* [Problem]:
Down to the last character, repeat the data that follows.
——————
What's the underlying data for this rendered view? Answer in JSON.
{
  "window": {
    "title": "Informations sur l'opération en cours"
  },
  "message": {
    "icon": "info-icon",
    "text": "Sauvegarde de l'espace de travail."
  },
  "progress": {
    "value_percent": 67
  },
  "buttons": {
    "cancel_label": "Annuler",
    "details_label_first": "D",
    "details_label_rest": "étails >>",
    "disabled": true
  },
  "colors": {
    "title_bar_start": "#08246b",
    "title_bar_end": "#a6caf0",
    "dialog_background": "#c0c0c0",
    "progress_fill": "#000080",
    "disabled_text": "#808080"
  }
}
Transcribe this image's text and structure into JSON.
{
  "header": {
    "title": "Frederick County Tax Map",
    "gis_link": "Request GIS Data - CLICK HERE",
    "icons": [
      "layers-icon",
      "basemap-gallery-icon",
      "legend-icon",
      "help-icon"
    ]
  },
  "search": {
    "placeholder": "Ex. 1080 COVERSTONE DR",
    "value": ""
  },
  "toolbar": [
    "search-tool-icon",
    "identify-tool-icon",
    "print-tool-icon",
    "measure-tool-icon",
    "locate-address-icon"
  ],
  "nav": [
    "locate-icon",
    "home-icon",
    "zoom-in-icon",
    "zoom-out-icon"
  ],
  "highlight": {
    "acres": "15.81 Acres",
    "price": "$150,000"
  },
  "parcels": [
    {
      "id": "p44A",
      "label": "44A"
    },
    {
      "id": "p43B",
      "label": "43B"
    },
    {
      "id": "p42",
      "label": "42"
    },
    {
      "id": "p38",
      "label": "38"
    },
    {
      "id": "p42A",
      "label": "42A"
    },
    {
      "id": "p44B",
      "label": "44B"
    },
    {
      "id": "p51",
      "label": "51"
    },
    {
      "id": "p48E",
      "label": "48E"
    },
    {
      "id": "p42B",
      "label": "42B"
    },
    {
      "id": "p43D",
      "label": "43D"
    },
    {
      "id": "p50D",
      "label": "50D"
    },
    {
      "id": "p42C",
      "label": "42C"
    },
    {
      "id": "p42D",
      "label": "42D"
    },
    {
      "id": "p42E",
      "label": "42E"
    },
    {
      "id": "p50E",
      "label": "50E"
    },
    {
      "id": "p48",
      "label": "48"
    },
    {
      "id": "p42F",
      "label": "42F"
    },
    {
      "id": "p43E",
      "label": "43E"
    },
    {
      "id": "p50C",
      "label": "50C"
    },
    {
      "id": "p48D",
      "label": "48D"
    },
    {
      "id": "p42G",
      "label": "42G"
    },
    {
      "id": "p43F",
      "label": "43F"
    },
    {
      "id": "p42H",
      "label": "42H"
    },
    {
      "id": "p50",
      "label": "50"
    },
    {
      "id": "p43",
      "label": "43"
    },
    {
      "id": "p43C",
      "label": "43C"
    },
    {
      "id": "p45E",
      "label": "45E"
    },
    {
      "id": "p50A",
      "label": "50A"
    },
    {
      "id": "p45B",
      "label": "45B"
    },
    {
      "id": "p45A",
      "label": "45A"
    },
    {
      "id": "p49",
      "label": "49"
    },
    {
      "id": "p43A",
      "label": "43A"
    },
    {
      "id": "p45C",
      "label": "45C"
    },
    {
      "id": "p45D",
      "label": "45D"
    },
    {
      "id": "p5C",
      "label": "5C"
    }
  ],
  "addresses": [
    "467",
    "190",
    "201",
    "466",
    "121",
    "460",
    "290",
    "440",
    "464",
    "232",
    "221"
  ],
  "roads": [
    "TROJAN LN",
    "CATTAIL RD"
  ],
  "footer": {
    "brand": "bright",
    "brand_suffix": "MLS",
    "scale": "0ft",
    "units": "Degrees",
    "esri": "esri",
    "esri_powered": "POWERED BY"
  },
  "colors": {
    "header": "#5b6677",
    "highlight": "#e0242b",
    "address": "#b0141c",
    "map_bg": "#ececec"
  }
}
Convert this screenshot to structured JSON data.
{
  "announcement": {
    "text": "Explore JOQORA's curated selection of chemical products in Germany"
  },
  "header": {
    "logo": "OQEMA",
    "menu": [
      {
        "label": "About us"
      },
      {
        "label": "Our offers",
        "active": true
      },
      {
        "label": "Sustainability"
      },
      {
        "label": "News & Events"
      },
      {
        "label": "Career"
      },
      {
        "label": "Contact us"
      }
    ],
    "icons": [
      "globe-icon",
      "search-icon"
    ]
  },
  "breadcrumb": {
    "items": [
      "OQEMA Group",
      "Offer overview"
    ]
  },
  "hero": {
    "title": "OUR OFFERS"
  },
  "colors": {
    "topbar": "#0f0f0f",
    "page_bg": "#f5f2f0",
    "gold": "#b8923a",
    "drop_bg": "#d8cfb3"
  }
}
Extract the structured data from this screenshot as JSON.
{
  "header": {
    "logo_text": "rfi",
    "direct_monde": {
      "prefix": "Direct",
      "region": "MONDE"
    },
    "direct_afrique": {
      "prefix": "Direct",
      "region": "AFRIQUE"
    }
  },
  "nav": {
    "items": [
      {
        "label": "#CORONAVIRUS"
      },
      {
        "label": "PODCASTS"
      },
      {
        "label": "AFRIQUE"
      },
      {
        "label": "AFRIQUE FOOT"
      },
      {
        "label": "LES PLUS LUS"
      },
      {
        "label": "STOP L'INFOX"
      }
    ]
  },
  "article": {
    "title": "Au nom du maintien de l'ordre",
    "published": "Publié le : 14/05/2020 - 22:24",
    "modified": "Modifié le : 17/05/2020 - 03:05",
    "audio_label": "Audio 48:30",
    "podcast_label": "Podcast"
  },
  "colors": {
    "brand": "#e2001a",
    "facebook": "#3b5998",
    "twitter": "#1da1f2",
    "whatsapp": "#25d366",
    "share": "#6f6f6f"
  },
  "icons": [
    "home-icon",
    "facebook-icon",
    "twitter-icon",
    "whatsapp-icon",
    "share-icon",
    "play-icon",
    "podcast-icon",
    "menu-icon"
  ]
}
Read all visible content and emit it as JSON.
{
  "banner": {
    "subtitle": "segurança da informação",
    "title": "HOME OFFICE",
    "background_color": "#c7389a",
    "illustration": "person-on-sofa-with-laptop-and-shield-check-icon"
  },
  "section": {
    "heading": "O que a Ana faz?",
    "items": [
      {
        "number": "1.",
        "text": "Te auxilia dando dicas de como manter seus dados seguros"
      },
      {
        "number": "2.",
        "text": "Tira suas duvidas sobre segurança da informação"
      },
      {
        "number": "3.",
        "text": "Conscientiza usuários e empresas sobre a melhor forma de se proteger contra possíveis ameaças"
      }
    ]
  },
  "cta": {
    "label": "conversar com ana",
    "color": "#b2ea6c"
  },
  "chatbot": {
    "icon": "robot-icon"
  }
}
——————
* [Solution to this task]:
What's the underlying data for this rendered view? Answer in JSON.
{
  "window": {
    "title": "Informations sur l'opération en cours"
  },
  "message": {
    "icon": "info-icon",
    "text": "Sauvegarde de l'espace de travail."
  },
  "progress": {
    "value_percent": 67
  },
  "buttons": {
    "cancel_label": "Annuler",
    "details_label_first": "D",
    "details_label_rest": "étails >>",
    "disabled": true
  },
  "colors": {
    "title_bar_start": "#08246b",
    "title_bar_end": "#a6caf0",
    "dialog_background": "#c0c0c0",
    "progress_fill": "#000080",
    "disabled_text": "#808080"
  }
}
Transcribe this image's text and structure into JSON.
{
  "header": {
    "title": "Frederick County Tax Map",
    "gis_link": "Request GIS Data - CLICK HERE",
    "icons": [
      "layers-icon",
      "basemap-gallery-icon",
      "legend-icon",
      "help-icon"
    ]
  },
  "search": {
    "placeholder": "Ex. 1080 COVERSTONE DR",
    "value": ""
  },
  "toolbar": [
    "search-tool-icon",
    "identify-tool-icon",
    "print-tool-icon",
    "measure-tool-icon",
    "locate-address-icon"
  ],
  "nav": [
    "locate-icon",
    "home-icon",
    "zoom-in-icon",
    "zoom-out-icon"
  ],
  "highlight": {
    "acres": "15.81 Acres",
    "price": "$150,000"
  },
  "parcels": [
    {
      "id": "p44A",
      "label": "44A"
    },
    {
      "id": "p43B",
      "label": "43B"
    },
    {
      "id": "p42",
      "label": "42"
    },
    {
      "id": "p38",
      "label": "38"
    },
    {
      "id": "p42A",
      "label": "42A"
    },
    {
      "id": "p44B",
      "label": "44B"
    },
    {
      "id": "p51",
      "label": "51"
    },
    {
      "id": "p48E",
      "label": "48E"
    },
    {
      "id": "p42B",
      "label": "42B"
    },
    {
      "id": "p43D",
      "label": "43D"
    },
    {
      "id": "p50D",
      "label": "50D"
    },
    {
      "id": "p42C",
      "label": "42C"
    },
    {
      "id": "p42D",
      "label": "42D"
    },
    {
      "id": "p42E",
      "label": "42E"
    },
    {
      "id": "p50E",
      "label": "50E"
    },
    {
      "id": "p48",
      "label": "48"
    },
    {
      "id": "p42F",
      "label": "42F"
    },
    {
      "id": "p43E",
      "label": "43E"
    },
    {
      "id": "p50C",
      "label": "50C"
    },
    {
      "id": "p48D",
      "label": "48D"
    },
    {
      "id": "p42G",
      "label": "42G"
    },
    {
      "id": "p43F",
      "label": "43F"
    },
    {
      "id": "p42H",
      "label": "42H"
    },
    {
      "id": "p50",
      "label": "50"
    },
    {
      "id": "p43",
      "label": "43"
    },
    {
      "id": "p43C",
      "label": "43C"
    },
    {
      "id": "p45E",
      "label": "45E"
    },
    {
      "id": "p50A",
      "label": "50A"
    },
    {
      "id": "p45B",
      "label": "45B"
    },
    {
      "id": "p45A",
      "label": "45A"
    },
    {
      "id": "p49",
      "label": "49"
    },
    {
      "id": "p43A",
      "label": "43A"
    },
    {
      "id": "p45C",
      "label": "45C"
    },
    {
      "id": "p45D",
      "label": "45D"
    },
    {
      "id": "p5C",
      "label": "5C"
    }
  ],
  "addresses": [
    "467",
    "190",
    "201",
    "466",
    "121",
    "460",
    "290",
    "440",
    "464",
    "232",
    "221"
  ],
  "roads": [
    "TROJAN LN",
    "CATTAIL RD"
  ],
  "footer": {
    "brand": "bright",
    "brand_suffix": "MLS",
    "scale": "0ft",
    "units": "Degrees",
    "esri": "esri",
    "esri_powered": "POWERED BY"
  },
  "colors": {
    "header": "#5b6677",
    "highlight": "#e0242b",
    "address": "#b0141c",
    "map_bg": "#ececec"
  }
}
Convert this screenshot to structured JSON data.
{
  "announcement": {
    "text": "Explore JOQORA's curated selection of chemical products in Germany"
  },
  "header": {
    "logo": "OQEMA",
    "menu": [
      {
        "label": "About us"
      },
      {
        "label": "Our offers",
        "active": true
      },
      {
        "label": "Sustainability"
      },
      {
        "label": "News & Events"
      },
      {
        "label": "Career"
      },
      {
        "label": "Contact us"
      }
    ],
    "icons": [
      "globe-icon",
      "search-icon"
    ]
  },
  "breadcrumb": {
    "items": [
      "OQEMA Group",
      "Offer overview"
    ]
  },
  "hero": {
    "title": "OUR OFFERS"
  },
  "colors": {
    "topbar": "#0f0f0f",
    "page_bg": "#f5f2f0",
    "gold": "#b8923a",
    "drop_bg": "#d8cfb3"
  }
}
Extract the structured data from this screenshot as JSON.
{
  "header": {
    "logo_text": "rfi",
    "direct_monde": {
      "prefix": "Direct",
      "region": "MONDE"
    },
    "direct_afrique": {
      "prefix": "Direct",
      "region": "AFRIQUE"
    }
  },
  "nav": {
    "items": [
      {
        "label": "#CORONAVIRUS"
      },
      {
        "label": "PODCASTS"
      },
      {
        "label": "AFRIQUE"
      },
      {
        "label": "AFRIQUE FOOT"
      },
      {
        "label": "LES PLUS LUS"
      },
      {
        "label": "STOP L'INFOX"
      }
    ]
  },
  "article": {
    "title": "Au nom du maintien de l'ordre",
    "published": "Publié le : 14/05/2020 - 22:24",
    "modified": "Modifié le : 17/05/2020 - 03:05",
    "audio_label": "Audio 48:30",
    "podcast_label": "Podcast"
  },
  "colors": {
    "brand": "#e2001a",
    "facebook": "#3b5998",
    "twitter": "#1da1f2",
    "whatsapp": "#25d366",
    "share": "#6f6f6f"
  },
  "icons": [
    "home-icon",
    "facebook-icon",
    "twitter-icon",
    "whatsapp-icon",
    "share-icon",
    "play-icon",
    "podcast-icon",
    "menu-icon"
  ]
}
Read all visible content and emit it as JSON.
{
  "banner": {
    "subtitle": "segurança da informação",
    "title": "HOME OFFICE",
    "background_color": "#c7389a",
    "illustration": "person-on-sofa-with-laptop-and-shield-check-icon"
  },
  "section": {
    "heading": "O que a Ana faz?",
    "items": [
      {
        "number": "1.",
        "text": "Te auxilia dando dicas de como manter seus dados seguros"
      },
      {
        "number": "2.",
        "text": "Tira suas duvidas sobre segurança da informação"
      },
      {
        "number": "3.",
        "text": "Conscientiza usuários e empresas sobre a melhor forma de se proteger contra possíveis ameaças"
      }
    ]
  },
  "cta": {
    "label": "conversar com ana",
    "color": "#b2ea6c"
  },
  "chatbot": {
    "icon": "robot-icon"
  }
}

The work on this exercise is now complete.